DP: “I have one gun I’ve had most of my life, a BSA. It’s a lovely, light side-by-side and quite heavily cast. It suits me beautifully. I bought it secondhand 30-odd years ago. I couldn’t tell you what date it is, but they don’t make them anymore. It just seems to fit me like a glove. I don’t really like shooting with anything else. It sits on my shoulder nicely and it presents the barrels almost perfectly.”

RC: Who introduced you to shooting?

DP: “I started shooting clays when I was about 11 at Greenfields in Canterbury. I don’t recall why. My father wasn’t a gun. I think it must have come from my maternal grandfather via my mother, not that my mother ever shot, but I remember her being instrumental in her delivering me to and from Greenfields. As to why, I think perhaps she thought it was appropriate because we lived in the country.”

RC: Have your children followed you?

DP: “Actually my daughter and my wife have just started to get into it. My daughter is 11 and she is very keen.”

RC: Running The Salutation (the-salutation.com), rated the best B&B in Britain by the FT, do you analyse hospitality and how you’re looked after on shoot days?

DP: “It depends where you go, but the shooting lunch is definitely one of the highlights in my book. What we have for lunch is all part and parcel of the whole day out… a good lunch, with a couple of glasses of nice red wine in a relaxed atmosphere.”

RC: As the ‘Posh Couple’ on Gogglebox there is usually a glass of something less than soft not far away. How do you like to charge your hipflask?

DP: “Funnily enough I tend not to bother with a hipflask unless it is really bloody cold. In principal I do like a glass of wine with lunch but I am very wary of guns, alcohol, trips, falls and safety.”

RC: Who invited you on your first driven game day?

DP: “I really can’t remember. What I do recall is that my first real experience of driven shooting was on the Beaulieu Estate, where I lived for a while. I was Lord Montagu’s land agent’s assistant for a year. There was a fabulous gentleman whose name escapes me – I am going back 30 or 40 years – and he had no legs at all. He was a double amputee with two false legs. My job was to stand behind him and prop him up so once he had shot he didn’t fall.”

RC: Do you go in for any of the really high stuff?

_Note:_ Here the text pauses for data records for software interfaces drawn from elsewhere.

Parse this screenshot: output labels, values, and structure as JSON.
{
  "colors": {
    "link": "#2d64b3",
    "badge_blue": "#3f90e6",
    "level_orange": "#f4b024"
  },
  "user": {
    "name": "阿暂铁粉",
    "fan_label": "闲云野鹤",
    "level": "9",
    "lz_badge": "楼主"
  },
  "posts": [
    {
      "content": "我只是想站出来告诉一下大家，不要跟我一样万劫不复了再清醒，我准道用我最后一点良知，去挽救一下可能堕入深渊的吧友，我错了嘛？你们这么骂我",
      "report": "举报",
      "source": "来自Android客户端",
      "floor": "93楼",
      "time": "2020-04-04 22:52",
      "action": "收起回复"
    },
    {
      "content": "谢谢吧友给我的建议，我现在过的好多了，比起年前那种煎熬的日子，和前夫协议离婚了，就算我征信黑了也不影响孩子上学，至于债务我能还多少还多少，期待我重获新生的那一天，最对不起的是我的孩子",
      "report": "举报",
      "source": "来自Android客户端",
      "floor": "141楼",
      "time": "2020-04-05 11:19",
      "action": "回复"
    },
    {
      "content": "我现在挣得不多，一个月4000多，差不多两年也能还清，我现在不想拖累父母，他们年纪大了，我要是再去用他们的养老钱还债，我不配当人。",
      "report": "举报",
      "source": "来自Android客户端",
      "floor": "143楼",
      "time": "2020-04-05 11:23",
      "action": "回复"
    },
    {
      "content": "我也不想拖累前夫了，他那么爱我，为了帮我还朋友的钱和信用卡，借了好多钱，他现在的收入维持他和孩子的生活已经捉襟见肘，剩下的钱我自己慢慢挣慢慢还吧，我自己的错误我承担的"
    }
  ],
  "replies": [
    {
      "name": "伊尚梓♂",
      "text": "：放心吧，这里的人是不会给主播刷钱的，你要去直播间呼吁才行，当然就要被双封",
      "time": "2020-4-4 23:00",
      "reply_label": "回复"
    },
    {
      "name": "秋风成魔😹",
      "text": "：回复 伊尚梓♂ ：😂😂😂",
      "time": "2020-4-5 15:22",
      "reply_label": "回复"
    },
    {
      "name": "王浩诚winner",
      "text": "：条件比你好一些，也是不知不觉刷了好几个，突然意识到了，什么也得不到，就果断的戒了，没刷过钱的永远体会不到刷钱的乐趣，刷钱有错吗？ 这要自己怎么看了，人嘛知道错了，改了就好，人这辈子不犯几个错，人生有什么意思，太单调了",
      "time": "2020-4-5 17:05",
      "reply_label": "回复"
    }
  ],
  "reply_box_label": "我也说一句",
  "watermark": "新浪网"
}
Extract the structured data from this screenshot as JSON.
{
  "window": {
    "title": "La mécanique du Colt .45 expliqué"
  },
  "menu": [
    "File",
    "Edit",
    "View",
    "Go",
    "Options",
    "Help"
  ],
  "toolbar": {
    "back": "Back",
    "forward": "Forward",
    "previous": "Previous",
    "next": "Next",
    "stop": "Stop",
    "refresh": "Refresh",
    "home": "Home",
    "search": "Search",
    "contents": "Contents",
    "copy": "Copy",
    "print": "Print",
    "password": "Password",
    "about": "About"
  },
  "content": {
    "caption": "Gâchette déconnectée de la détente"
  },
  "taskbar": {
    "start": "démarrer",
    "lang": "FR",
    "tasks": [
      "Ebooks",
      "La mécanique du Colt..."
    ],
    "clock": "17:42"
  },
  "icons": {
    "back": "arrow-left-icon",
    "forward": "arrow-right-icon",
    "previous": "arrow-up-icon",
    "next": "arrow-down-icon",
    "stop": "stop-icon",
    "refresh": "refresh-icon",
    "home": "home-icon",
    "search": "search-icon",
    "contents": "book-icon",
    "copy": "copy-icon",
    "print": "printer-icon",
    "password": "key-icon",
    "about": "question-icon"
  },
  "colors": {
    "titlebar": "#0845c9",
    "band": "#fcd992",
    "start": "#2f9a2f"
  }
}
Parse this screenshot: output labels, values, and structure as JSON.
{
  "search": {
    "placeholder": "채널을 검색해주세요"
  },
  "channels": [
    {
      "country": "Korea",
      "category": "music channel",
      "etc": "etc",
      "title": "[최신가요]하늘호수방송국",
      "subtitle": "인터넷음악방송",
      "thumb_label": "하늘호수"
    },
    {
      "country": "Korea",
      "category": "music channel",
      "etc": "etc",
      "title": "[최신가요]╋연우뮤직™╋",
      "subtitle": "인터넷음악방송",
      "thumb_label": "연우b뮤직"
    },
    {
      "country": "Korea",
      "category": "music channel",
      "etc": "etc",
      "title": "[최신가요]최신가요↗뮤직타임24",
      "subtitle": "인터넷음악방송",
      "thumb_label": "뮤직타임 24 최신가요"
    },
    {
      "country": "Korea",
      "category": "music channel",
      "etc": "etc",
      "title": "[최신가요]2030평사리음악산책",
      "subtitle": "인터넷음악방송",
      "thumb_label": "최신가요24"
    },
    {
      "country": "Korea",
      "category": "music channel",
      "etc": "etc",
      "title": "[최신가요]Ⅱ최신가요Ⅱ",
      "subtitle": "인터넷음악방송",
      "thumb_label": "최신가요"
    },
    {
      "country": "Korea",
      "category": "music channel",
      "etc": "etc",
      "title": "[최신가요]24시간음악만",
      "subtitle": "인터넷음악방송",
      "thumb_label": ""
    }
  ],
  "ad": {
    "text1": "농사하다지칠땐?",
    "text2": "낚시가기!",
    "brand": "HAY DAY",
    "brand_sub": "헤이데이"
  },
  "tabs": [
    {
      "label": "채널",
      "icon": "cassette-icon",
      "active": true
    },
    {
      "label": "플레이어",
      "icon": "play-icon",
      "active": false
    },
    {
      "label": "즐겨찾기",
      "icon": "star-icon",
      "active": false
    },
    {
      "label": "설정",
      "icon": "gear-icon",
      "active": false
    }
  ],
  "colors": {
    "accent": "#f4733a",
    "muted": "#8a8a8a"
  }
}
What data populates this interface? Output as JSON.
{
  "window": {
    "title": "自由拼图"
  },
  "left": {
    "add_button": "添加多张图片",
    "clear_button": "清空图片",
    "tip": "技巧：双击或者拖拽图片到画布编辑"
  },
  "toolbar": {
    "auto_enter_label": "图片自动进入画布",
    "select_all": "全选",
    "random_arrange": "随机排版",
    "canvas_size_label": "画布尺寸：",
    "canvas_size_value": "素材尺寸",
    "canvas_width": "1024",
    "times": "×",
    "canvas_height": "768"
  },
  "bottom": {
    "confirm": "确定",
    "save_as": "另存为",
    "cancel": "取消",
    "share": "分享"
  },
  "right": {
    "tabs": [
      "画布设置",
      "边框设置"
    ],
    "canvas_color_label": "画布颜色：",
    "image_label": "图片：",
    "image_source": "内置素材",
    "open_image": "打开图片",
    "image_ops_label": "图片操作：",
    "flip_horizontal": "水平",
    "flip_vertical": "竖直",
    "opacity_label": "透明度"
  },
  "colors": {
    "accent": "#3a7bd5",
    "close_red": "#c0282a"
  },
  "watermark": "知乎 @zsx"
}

DP: “I love a good high bird, as much as anybody else. I don’t really go in for the macho thing of whether I did or didn’t get one. I don’t mind if I don’t get them; the fact of the matter is I’ve enjoyed the challenge and the sport.”